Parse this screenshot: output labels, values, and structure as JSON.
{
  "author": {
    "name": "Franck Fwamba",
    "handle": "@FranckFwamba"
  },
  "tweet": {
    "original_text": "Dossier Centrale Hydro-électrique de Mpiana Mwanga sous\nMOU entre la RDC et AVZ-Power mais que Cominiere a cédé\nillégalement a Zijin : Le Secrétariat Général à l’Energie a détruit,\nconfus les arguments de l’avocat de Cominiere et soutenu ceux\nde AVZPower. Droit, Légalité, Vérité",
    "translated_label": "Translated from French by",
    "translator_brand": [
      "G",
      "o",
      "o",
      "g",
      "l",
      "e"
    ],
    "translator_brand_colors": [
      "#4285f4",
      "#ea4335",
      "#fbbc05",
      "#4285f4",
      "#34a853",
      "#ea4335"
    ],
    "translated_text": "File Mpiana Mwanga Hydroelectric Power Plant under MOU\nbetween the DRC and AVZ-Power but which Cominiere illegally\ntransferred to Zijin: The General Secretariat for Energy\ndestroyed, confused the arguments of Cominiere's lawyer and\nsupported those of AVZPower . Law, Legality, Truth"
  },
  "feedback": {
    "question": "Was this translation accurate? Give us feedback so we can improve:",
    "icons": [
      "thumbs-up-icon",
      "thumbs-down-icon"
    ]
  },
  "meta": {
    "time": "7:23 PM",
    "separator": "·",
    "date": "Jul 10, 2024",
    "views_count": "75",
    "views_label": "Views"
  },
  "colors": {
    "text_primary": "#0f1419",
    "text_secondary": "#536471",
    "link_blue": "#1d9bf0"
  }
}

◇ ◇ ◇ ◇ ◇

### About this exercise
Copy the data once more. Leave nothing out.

### Exercise result
Parse this screenshot: output labels, values, and structure as JSON.
{
  "author": {
    "name": "Franck Fwamba",
    "handle": "@FranckFwamba"
  },
  "tweet": {
    "original_text": "Dossier Centrale Hydro-électrique de Mpiana Mwanga sous\nMOU entre la RDC et AVZ-Power mais que Cominiere a cédé\nillégalement a Zijin : Le Secrétariat Général à l’Energie a détruit,\nconfus les arguments de l’avocat de Cominiere et soutenu ceux\nde AVZPower. Droit, Légalité, Vérité",
    "translated_label": "Translated from French by",
    "translator_brand": [
      "G",
      "o",
      "o",
      "g",
      "l",
      "e"
    ],
    "translator_brand_colors": [
      "#4285f4",
      "#ea4335",
      "#fbbc05",
      "#4285f4",
      "#34a853",
      "#ea4335"
    ],
    "translated_text": "File Mpiana Mwanga Hydroelectric Power Plant under MOU\nbetween the DRC and AVZ-Power but which Cominiere illegally\ntransferred to Zijin: The General Secretariat for Energy\ndestroyed, confused the arguments of Cominiere's lawyer and\nsupported those of AVZPower . Law, Legality, Truth"
  },
  "feedback": {
    "question": "Was this translation accurate? Give us feedback so we can improve:",
    "icons": [
      "thumbs-up-icon",
      "thumbs-down-icon"
    ]
  },
  "meta": {
    "time": "7:23 PM",
    "separator": "·",
    "date": "Jul 10, 2024",
    "views_count": "75",
    "views_label": "Views"
  },
  "colors": {
    "text_primary": "#0f1419",
    "text_secondary": "#536471",
    "link_blue": "#1d9bf0"
  }
}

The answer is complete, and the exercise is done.